Two women educators born in the greater Soweto area, now a minister and a professor respectively, on Monday 7 August inspired high school learners to take charge of their careers with Maths and Science. Minister of Basic Education, Ms Angie Motshekga, and the Executive Dean of the Faculty of Science at the University of Johannesburg (UJ), Prof Debra Meyer, were speaking at the start of National Science Week at the UJ Soweto campus.
Over 500 Maths and Science learners from high schools in the Soweto area attended the event, which is hosted annually by the Soweto Science Centre, which resides within the UJ Faculty of Science.
“I always advise young people, when you have chosen Maths and Science, university courses don’t choose you; you choose them. With those two subjects, you can decide what you want to do. If you say you want to do Medicine or Engineering for example, they’ll say you can’t do that unless you have Maths and Science,” said Minister Motshekga to the learners.
“Every year when we announce our Matric results, I interview the top learners. I ask them, how did it happen that you are the top Grade 12 learner? What is special about you? Not one of them has ever said ‘I’m gifted’, or ‘I’m very intelligent’,” added the Minister.
Last year, she asked the top learner the same question.

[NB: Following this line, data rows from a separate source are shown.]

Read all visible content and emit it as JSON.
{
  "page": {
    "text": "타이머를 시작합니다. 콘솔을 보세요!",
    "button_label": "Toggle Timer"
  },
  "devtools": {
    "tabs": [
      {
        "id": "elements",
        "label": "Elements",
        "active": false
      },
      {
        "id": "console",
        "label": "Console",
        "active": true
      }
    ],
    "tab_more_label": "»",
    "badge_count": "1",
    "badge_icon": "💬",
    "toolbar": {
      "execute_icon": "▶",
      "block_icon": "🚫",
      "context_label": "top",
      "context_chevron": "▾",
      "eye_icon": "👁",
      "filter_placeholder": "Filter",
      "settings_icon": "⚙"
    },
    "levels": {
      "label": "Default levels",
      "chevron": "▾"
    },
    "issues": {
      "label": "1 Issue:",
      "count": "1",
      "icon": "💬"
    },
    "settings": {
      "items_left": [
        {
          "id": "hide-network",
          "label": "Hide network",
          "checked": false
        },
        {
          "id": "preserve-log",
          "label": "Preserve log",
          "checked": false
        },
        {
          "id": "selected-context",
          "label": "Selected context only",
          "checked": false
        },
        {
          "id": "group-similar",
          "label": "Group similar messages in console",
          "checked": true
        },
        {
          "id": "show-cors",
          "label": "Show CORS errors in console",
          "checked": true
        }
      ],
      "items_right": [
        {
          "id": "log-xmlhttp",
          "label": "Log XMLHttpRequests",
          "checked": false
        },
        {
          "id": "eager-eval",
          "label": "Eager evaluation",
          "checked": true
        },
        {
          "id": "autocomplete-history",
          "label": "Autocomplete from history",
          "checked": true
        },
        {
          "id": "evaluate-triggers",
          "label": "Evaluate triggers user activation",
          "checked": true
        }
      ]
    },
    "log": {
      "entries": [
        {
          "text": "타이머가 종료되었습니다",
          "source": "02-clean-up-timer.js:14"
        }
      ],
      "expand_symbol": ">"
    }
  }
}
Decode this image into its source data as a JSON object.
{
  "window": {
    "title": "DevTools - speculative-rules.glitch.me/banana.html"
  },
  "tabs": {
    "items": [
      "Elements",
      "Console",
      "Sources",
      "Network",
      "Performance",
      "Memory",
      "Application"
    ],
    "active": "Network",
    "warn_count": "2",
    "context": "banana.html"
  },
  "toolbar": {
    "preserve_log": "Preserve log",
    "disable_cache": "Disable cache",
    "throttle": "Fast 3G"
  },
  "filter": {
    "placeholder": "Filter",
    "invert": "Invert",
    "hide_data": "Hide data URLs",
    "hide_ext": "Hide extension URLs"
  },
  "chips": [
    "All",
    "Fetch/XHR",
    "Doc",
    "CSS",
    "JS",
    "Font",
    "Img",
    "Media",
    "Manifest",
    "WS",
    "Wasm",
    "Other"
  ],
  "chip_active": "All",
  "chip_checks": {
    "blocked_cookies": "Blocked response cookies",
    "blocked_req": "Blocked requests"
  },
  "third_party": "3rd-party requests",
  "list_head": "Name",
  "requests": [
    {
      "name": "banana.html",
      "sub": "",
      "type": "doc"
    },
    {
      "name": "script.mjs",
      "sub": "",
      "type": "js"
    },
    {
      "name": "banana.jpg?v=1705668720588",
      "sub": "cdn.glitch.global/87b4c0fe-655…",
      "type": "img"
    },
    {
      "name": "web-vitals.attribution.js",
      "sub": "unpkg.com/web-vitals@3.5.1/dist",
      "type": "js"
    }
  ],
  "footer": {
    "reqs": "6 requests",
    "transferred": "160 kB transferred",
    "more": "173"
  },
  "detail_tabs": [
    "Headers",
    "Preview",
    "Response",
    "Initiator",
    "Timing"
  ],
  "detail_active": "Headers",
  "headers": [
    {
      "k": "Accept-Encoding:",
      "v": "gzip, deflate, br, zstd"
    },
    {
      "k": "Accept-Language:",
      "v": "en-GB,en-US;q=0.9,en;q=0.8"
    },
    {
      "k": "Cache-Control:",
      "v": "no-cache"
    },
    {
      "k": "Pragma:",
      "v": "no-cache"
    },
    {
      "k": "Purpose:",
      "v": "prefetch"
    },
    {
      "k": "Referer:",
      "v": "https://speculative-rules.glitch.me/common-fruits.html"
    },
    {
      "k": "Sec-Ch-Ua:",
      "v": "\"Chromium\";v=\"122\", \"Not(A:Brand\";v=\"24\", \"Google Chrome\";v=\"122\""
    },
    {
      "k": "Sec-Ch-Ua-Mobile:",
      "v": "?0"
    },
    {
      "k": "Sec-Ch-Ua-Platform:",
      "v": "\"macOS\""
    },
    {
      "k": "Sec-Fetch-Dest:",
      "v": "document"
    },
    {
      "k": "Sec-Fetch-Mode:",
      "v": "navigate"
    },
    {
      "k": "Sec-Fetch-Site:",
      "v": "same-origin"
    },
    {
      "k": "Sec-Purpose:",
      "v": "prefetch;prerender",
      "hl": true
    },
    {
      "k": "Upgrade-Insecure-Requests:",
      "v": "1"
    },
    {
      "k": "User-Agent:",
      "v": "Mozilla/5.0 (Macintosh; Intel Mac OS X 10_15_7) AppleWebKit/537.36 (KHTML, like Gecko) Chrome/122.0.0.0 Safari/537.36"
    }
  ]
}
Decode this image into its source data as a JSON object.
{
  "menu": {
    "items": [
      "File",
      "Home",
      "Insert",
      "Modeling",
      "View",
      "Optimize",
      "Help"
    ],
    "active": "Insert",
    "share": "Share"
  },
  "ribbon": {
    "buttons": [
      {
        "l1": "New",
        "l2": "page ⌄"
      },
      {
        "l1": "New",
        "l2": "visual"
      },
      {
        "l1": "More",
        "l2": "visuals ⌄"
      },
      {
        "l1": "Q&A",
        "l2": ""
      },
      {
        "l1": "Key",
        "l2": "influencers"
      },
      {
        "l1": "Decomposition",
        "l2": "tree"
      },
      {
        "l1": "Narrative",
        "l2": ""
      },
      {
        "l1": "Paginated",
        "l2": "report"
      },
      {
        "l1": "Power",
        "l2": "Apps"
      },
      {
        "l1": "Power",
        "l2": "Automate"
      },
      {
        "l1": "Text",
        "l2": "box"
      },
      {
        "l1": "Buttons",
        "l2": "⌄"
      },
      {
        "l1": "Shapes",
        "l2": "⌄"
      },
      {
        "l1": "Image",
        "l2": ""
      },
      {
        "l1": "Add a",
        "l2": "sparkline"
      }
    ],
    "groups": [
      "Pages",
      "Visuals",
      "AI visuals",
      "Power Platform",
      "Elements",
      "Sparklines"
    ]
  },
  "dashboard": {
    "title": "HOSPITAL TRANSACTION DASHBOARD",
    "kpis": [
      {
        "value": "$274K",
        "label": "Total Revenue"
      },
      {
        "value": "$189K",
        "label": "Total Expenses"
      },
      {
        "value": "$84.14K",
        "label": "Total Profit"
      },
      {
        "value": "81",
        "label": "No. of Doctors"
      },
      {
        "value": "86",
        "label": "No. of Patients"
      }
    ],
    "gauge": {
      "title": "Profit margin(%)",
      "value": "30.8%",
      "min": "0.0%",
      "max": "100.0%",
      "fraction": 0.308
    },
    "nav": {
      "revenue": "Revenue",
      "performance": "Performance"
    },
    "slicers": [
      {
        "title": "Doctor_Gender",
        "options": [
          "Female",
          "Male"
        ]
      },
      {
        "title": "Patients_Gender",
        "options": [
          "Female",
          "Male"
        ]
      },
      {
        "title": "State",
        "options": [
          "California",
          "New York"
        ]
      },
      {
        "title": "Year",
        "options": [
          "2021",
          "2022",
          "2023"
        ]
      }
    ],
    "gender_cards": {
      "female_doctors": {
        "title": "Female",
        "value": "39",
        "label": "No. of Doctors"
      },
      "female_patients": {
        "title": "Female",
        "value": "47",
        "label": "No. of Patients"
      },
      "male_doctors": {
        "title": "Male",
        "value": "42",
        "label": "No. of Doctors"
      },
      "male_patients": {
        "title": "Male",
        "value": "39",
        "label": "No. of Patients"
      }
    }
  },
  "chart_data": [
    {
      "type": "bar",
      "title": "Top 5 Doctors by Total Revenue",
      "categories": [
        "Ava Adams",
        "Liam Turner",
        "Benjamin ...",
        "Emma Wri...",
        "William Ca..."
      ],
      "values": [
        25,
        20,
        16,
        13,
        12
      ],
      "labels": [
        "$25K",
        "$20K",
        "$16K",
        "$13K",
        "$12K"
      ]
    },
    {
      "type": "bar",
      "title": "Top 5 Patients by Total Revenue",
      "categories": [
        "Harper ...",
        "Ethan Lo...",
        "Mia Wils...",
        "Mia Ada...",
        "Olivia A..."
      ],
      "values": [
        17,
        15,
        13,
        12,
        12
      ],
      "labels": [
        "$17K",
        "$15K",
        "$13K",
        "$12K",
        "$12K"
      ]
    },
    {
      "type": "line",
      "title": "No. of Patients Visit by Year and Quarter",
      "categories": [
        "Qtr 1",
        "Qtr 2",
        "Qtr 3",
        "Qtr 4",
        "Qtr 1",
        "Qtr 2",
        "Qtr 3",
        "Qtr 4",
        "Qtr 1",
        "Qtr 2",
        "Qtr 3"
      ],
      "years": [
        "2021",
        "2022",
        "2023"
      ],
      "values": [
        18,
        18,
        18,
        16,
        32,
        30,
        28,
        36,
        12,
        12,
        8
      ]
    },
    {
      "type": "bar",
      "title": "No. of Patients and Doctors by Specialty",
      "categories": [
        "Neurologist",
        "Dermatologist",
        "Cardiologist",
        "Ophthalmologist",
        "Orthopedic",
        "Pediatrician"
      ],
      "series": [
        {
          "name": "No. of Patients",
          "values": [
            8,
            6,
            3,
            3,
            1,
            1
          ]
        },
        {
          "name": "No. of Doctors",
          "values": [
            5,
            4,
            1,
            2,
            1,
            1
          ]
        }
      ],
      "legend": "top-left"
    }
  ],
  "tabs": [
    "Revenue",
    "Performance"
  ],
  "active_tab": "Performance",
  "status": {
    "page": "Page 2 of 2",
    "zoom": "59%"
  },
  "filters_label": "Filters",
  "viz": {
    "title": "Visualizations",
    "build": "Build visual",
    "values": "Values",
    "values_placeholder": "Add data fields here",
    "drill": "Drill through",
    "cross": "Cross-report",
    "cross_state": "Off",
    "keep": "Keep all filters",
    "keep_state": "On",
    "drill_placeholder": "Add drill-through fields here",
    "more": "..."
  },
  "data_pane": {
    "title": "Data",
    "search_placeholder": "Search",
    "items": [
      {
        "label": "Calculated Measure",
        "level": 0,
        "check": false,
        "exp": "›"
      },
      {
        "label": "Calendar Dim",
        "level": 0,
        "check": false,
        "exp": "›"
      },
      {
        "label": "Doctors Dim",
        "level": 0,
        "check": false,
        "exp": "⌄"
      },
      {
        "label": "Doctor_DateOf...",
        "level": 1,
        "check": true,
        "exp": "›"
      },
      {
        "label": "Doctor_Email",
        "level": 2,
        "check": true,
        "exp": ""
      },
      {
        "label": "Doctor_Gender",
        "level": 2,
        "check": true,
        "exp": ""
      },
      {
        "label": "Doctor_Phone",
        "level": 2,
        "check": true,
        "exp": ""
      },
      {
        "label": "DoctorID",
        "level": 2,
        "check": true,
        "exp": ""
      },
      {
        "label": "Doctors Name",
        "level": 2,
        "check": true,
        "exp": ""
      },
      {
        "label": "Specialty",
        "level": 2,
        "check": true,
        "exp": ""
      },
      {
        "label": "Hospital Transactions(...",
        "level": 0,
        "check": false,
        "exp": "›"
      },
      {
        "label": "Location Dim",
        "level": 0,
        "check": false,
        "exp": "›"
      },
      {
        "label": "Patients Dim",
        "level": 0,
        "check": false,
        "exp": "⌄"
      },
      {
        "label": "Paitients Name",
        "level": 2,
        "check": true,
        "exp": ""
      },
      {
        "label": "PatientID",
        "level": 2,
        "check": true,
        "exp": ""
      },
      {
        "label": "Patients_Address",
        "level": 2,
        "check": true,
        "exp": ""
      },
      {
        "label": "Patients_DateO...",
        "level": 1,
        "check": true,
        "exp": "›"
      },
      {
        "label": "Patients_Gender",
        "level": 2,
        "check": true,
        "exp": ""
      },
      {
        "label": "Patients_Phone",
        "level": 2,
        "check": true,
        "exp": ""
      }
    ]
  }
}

“He said, ‘Minister, from primary school I was focused on my studies. I can’t sleep until I have done my Maths problem for the day. On Saturdays, before I do anything else, I do homework for two hours.’
“So anybody can do it, is what he was telling me. I’m appealing to you, be aware of the immense power you have in your hands as Maths and Science students. Don’t let go, use every opportunity you have. I was born down the road here in Soweto. I’m saying focus on the Maths and Science that will build your future,” said the Minister.
Prof Meyer extended the Minister’s appeal, saying: “I’m from Eldorado Park. For me it is key to convince people, and to say science is not outside your reach. I have a PhD in Biochemistry and Molecular Biology from the United States, but my undergraduate training was in South Africa, and at school, I studied in the townships. So I’m inviting you: study the sciences and come and get my job. It’s waiting for you in the future.”